(MATERIALS PROVIDED Opens)
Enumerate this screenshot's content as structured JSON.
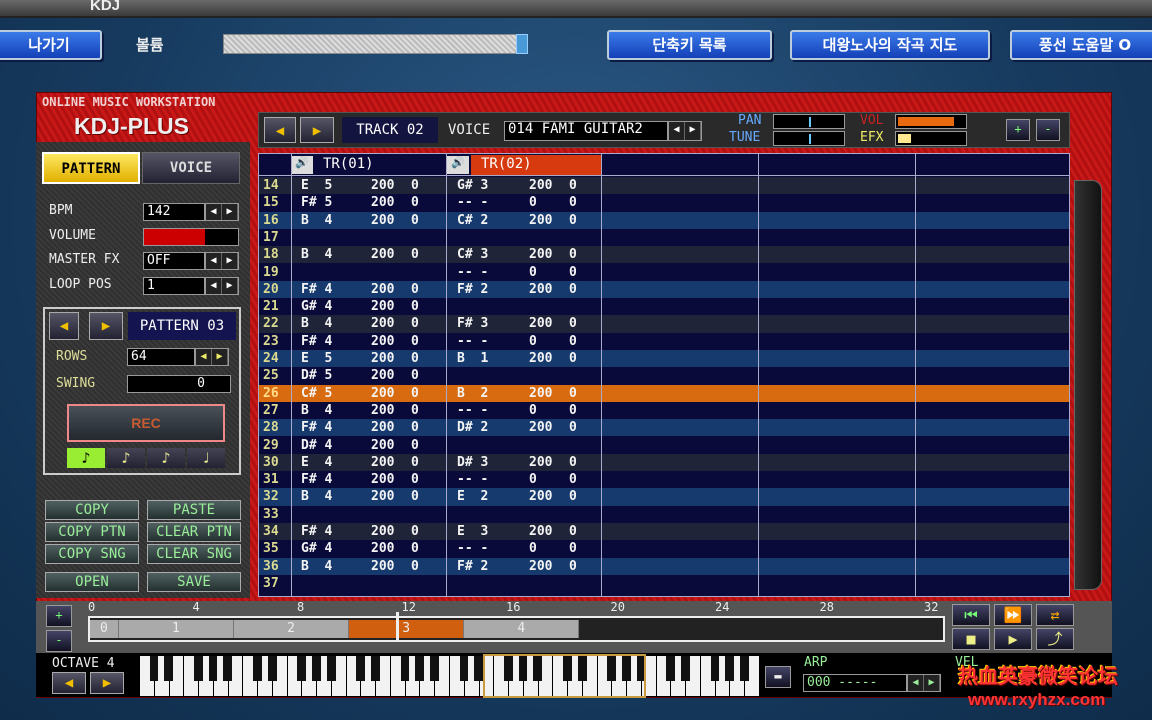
{
  "window": {
    "title": "KDJ"
  },
  "topbar": {
    "back_label": "나가기",
    "volume_label": "볼륨",
    "volume_level": 0.98,
    "buttons": [
      "단축키 목록",
      "대왕노사의 작곡 지도",
      "풍선 도움말 O"
    ]
  },
  "brand": {
    "subtitle": "ONLINE MUSIC WORKSTATION",
    "logo": "KDJ-PLUS"
  },
  "tabs": {
    "pattern": "PATTERN",
    "voice": "VOICE",
    "active": "PATTERN"
  },
  "settings": {
    "bpm_label": "BPM",
    "bpm": "142",
    "volume_label": "VOLUME",
    "volume_level": 0.65,
    "master_fx_label": "MASTER FX",
    "master_fx": "OFF",
    "loop_pos_label": "LOOP POS",
    "loop_pos": "1"
  },
  "pattern": {
    "name": "PATTERN 03",
    "rows_label": "ROWS",
    "rows": "64",
    "swing_label": "SWING",
    "swing": "0",
    "rec_label": "REC",
    "note_lengths": [
      "♪",
      "♪",
      "♪",
      "♩"
    ],
    "active_note_length": 0
  },
  "actions": [
    [
      "COPY",
      "PASTE"
    ],
    [
      "COPY PTN",
      "CLEAR PTN"
    ],
    [
      "COPY SNG",
      "CLEAR SNG"
    ],
    [
      "OPEN",
      "SAVE"
    ]
  ],
  "track": {
    "label": "TRACK 02",
    "voice_label": "VOICE",
    "voice": "014 FAMI GUITAR2",
    "pan_label": "PAN",
    "tune_label": "TUNE",
    "vol_label": "VOL",
    "efx_label": "EFX",
    "pan": 0.5,
    "tune": 0.5,
    "vol": 0.85,
    "efx": 0.2,
    "plus": "+",
    "minus": "-"
  },
  "columns": [
    "TR(01)",
    "TR(02)"
  ],
  "current_row": 26,
  "rows": [
    [
      14,
      "E  5",
      "200",
      "0",
      "G# 3",
      "200",
      "0"
    ],
    [
      15,
      "F# 5",
      "200",
      "0",
      "-- -",
      "0",
      "0"
    ],
    [
      16,
      "B  4",
      "200",
      "0",
      "C# 2",
      "200",
      "0"
    ],
    [
      17,
      "",
      "",
      "",
      "",
      "",
      ""
    ],
    [
      18,
      "B  4",
      "200",
      "0",
      "C# 3",
      "200",
      "0"
    ],
    [
      19,
      "",
      "",
      "",
      "-- -",
      "0",
      "0"
    ],
    [
      20,
      "F# 4",
      "200",
      "0",
      "F# 2",
      "200",
      "0"
    ],
    [
      21,
      "G# 4",
      "200",
      "0",
      "",
      "",
      ""
    ],
    [
      22,
      "B  4",
      "200",
      "0",
      "F# 3",
      "200",
      "0"
    ],
    [
      23,
      "F# 4",
      "200",
      "0",
      "-- -",
      "0",
      "0"
    ],
    [
      24,
      "E  5",
      "200",
      "0",
      "B  1",
      "200",
      "0"
    ],
    [
      25,
      "D# 5",
      "200",
      "0",
      "",
      "",
      ""
    ],
    [
      26,
      "C# 5",
      "200",
      "0",
      "B  2",
      "200",
      "0"
    ],
    [
      27,
      "B  4",
      "200",
      "0",
      "-- -",
      "0",
      "0"
    ],
    [
      28,
      "F# 4",
      "200",
      "0",
      "D# 2",
      "200",
      "0"
    ],
    [
      29,
      "D# 4",
      "200",
      "0",
      "",
      "",
      ""
    ],
    [
      30,
      "E  4",
      "200",
      "0",
      "D# 3",
      "200",
      "0"
    ],
    [
      31,
      "F# 4",
      "200",
      "0",
      "-- -",
      "0",
      "0"
    ],
    [
      32,
      "B  4",
      "200",
      "0",
      "E  2",
      "200",
      "0"
    ],
    [
      33,
      "",
      "",
      "",
      "",
      "",
      ""
    ],
    [
      34,
      "F# 4",
      "200",
      "0",
      "E  3",
      "200",
      "0"
    ],
    [
      35,
      "G# 4",
      "200",
      "0",
      "-- -",
      "0",
      "0"
    ],
    [
      36,
      "B  4",
      "200",
      "0",
      "F# 2",
      "200",
      "0"
    ],
    [
      37,
      "",
      "",
      "",
      "",
      "",
      ""
    ]
  ],
  "timeline": {
    "ticks": [
      "0",
      "4",
      "8",
      "12",
      "16",
      "20",
      "24",
      "28",
      "32"
    ],
    "patterns": [
      "0",
      "1",
      "2",
      "3",
      "4"
    ],
    "active_pattern": "3",
    "plus": "+",
    "minus": "-"
  },
  "keyboard": {
    "octave_label": "OCTAVE 4",
    "arp_label": "ARP",
    "arp": "000 -----",
    "vel_label": "VEL"
  },
  "watermark": {
    "line1": "热血英豪微笑论坛",
    "line2": "www.rxyhzx.com"
  },
  "colors": {
    "accent_orange": "#d86a10",
    "panel_red": "#c01414",
    "grid_bg": "#0a0a3a"
  }
}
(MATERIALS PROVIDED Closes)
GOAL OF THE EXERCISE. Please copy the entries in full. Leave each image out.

ANSWER BOX.
Enumerate this screenshot's content as structured JSON.
{
  "window": {
    "title": "KDJ"
  },
  "topbar": {
    "back_label": "나가기",
    "volume_label": "볼륨",
    "volume_level": 0.98,
    "buttons": [
      "단축키 목록",
      "대왕노사의 작곡 지도",
      "풍선 도움말 O"
    ]
  },
  "brand": {
    "subtitle": "ONLINE MUSIC WORKSTATION",
    "logo": "KDJ-PLUS"
  },
  "tabs": {
    "pattern": "PATTERN",
    "voice": "VOICE",
    "active": "PATTERN"
  },
  "settings": {
    "bpm_label": "BPM",
    "bpm": "142",
    "volume_label": "VOLUME",
    "volume_level": 0.65,
    "master_fx_label": "MASTER FX",
    "master_fx": "OFF",
    "loop_pos_label": "LOOP POS",
    "loop_pos": "1"
  },
  "pattern": {
    "name": "PATTERN 03",
    "rows_label": "ROWS",
    "rows": "64",
    "swing_label": "SWING",
    "swing": "0",
    "rec_label": "REC",
    "note_lengths": [
      "♪",
      "♪",
      "♪",
      "♩"
    ],
    "active_note_length": 0
  },
  "actions": [
    [
      "COPY",
      "PASTE"
    ],
    [
      "COPY PTN",
      "CLEAR PTN"
    ],
    [
      "COPY SNG",
      "CLEAR SNG"
    ],
    [
      "OPEN",
      "SAVE"
    ]
  ],
  "track": {
    "label": "TRACK 02",
    "voice_label": "VOICE",
    "voice": "014 FAMI GUITAR2",
    "pan_label": "PAN",
    "tune_label": "TUNE",
    "vol_label": "VOL",
    "efx_label": "EFX",
    "pan": 0.5,
    "tune": 0.5,
    "vol": 0.85,
    "efx": 0.2,
    "plus": "+",
    "minus": "-"
  },
  "columns": [
    "TR(01)",
    "TR(02)"
  ],
  "current_row": 26,
  "rows": [
    [
      14,
      "E  5",
      "200",
      "0",
      "G# 3",
      "200",
      "0"
    ],
    [
      15,
      "F# 5",
      "200",
      "0",
      "-- -",
      "0",
      "0"
    ],
    [
      16,
      "B  4",
      "200",
      "0",
      "C# 2",
      "200",
      "0"
    ],
    [
      17,
      "",
      "",
      "",
      "",
      "",
      ""
    ],
    [
      18,
      "B  4",
      "200",
      "0",
      "C# 3",
      "200",
      "0"
    ],
    [
      19,
      "",
      "",
      "",
      "-- -",
      "0",
      "0"
    ],
    [
      20,
      "F# 4",
      "200",
      "0",
      "F# 2",
      "200",
      "0"
    ],
    [
      21,
      "G# 4",
      "200",
      "0",
      "",
      "",
      ""
    ],
    [
      22,
      "B  4",
      "200",
      "0",
      "F# 3",
      "200",
      "0"
    ],
    [
      23,
      "F# 4",
      "200",
      "0",
      "-- -",
      "0",
      "0"
    ],
    [
      24,
      "E  5",
      "200",
      "0",
      "B  1",
      "200",
      "0"
    ],
    [
      25,
      "D# 5",
      "200",
      "0",
      "",
      "",
      ""
    ],
    [
      26,
      "C# 5",
      "200",
      "0",
      "B  2",
      "200",
      "0"
    ],
    [
      27,
      "B  4",
      "200",
      "0",
      "-- -",
      "0",
      "0"
    ],
    [
      28,
      "F# 4",
      "200",
      "0",
      "D# 2",
      "200",
      "0"
    ],
    [
      29,
      "D# 4",
      "200",
      "0",
      "",
      "",
      ""
    ],
    [
      30,
      "E  4",
      "200",
      "0",
      "D# 3",
      "200",
      "0"
    ],
    [
      31,
      "F# 4",
      "200",
      "0",
      "-- -",
      "0",
      "0"
    ],
    [
      32,
      "B  4",
      "200",
      "0",
      "E  2",
      "200",
      "0"
    ],
    [
      33,
      "",
      "",
      "",
      "",
      "",
      ""
    ],
    [
      34,
      "F# 4",
      "200",
      "0",
      "E  3",
      "200",
      "0"
    ],
    [
      35,
      "G# 4",
      "200",
      "0",
      "-- -",
      "0",
      "0"
    ],
    [
      36,
      "B  4",
      "200",
      "0",
      "F# 2",
      "200",
      "0"
    ],
    [
      37,
      "",
      "",
      "",
      "",
      "",
      ""
    ]
  ],
  "timeline": {
    "ticks": [
      "0",
      "4",
      "8",
      "12",
      "16",
      "20",
      "24",
      "28",
      "32"
    ],
    "patterns": [
      "0",
      "1",
      "2",
      "3",
      "4"
    ],
    "active_pattern": "3",
    "plus": "+",
    "minus": "-"
  },
  "keyboard": {
    "octave_label": "OCTAVE 4",
    "arp_label": "ARP",
    "arp": "000 -----",
    "vel_label": "VEL"
  },
  "watermark": {
    "line1": "热血英豪微笑论坛",
    "line2": "www.rxyhzx.com"
  },
  "colors": {
    "accent_orange": "#d86a10",
    "panel_red": "#c01414",
    "grid_bg": "#0a0a3a"
  }
}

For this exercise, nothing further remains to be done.